Share

Publications

Poverty

An analysis of market forces and decisions that affect the economy and job market of a given community. Particular attention has been given to the affect of large businesses within small towns, and what it means for the existing community.

Economic Impact

How certain social and environmental events contribute to the economic profile of a place.
PDF, 726.0 KB

This study considers the potential regional economic gains in Pennsylvania from advanced biofuels production. The analysis considers four producing regions and, respectively, miscanthus, switchgrass, and soft willow as the cellulosic feedstocks. In all, 12 models were developed to project economic impacts in each region and for each feedstock type. The modeling process combined inputs from Penn State experts in crop production, the transformation of that information so that it was suitable for entry into an impact modeling structure, technical production coefficients from the National Renewable Energy Laboratories (NREL) for enzymatic cellulosic ethanol production, and regionally-specific industrial production accounts generated from the IMPLAN input-output modeling system.

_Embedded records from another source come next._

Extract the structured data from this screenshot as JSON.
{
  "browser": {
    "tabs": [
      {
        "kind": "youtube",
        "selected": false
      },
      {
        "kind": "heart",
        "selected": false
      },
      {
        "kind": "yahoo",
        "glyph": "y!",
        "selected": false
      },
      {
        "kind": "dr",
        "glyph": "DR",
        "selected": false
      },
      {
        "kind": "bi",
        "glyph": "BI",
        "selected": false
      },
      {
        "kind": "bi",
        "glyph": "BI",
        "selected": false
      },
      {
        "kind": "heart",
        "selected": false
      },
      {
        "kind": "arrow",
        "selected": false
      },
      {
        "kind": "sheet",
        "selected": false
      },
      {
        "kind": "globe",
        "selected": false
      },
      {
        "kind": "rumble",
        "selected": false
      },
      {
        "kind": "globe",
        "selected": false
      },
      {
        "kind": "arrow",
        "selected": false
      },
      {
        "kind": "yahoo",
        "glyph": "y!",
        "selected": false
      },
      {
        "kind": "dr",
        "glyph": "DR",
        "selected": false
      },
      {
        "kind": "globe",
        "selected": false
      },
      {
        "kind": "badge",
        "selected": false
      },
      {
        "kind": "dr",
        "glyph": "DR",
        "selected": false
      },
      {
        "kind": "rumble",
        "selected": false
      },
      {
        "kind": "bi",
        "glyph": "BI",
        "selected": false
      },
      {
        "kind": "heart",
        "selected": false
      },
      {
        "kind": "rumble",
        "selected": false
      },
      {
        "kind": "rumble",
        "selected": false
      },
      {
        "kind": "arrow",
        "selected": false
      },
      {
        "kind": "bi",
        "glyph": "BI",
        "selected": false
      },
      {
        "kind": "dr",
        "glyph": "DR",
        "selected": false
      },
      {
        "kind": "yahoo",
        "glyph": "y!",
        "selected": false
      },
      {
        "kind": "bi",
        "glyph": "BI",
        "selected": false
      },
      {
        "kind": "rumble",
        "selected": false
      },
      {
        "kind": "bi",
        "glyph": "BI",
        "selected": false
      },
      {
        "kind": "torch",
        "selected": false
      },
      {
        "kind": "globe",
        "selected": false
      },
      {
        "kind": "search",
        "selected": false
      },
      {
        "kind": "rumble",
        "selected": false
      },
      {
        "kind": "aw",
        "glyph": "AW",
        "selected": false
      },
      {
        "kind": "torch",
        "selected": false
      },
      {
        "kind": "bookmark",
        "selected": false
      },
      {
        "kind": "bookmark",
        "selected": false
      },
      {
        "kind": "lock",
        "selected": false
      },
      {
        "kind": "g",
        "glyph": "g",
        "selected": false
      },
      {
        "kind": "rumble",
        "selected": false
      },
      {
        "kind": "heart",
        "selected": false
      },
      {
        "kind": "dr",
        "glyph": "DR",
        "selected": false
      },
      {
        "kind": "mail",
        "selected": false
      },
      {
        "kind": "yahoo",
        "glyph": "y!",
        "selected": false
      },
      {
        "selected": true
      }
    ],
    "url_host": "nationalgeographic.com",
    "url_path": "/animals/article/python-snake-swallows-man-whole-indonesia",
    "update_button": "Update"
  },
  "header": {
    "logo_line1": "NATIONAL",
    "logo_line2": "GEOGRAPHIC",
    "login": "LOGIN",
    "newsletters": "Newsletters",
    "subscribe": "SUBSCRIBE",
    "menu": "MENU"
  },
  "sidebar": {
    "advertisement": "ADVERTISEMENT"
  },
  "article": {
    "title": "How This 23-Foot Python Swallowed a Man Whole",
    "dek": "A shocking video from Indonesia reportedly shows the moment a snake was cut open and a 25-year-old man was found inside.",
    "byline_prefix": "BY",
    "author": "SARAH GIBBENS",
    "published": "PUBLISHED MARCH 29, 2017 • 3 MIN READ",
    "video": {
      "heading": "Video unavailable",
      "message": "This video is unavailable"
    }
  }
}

Folk College, a weekend-long music event held by the Huntington County Arts Council, opens up Huntington County to a slew of outsiders for two days of music and art. Learn how a small event can have such an incredible economic impact on the County.

PDF, 1.2 MB

An estimate and analysis of economic impact in Dauphin and Cumberland Counties during the major events held at the Pennsylvania Farm Show Complex and Expo Center from December 2012 to November 2013. This includes the change in employment, income and outcome resulting from the event, and impacting the local community.

Wal-Mart and County-Wide Poverty

Counties that gained a Wal-Martâ„¢ store experienced smaller reductions in family poverty rates during the 1990s than did counties not gaining a Wal-Mart store. That is the central finding of a new study examining the effect of the chain on county poverty rates. This result holds after other factors affecting changes in poverty over time are accounted for, including initial poverty and whether the county already had a Wal-Mart at the beginning of the decade.

by Stephan Goetz and Hema Swaminathan

Counties that gained a Wal-Martâ„¢ store experienced smaller reductions in family poverty rates during the 1990s than did counties not gaining a Wal-Mart store. That is the central finding of a new study examining the effect of the chain on county poverty rates. This result holds after other factors affecting changes in poverty over time are accounted for, including initial poverty and whether the county already had a Wal-Mart at the beginning of the decade.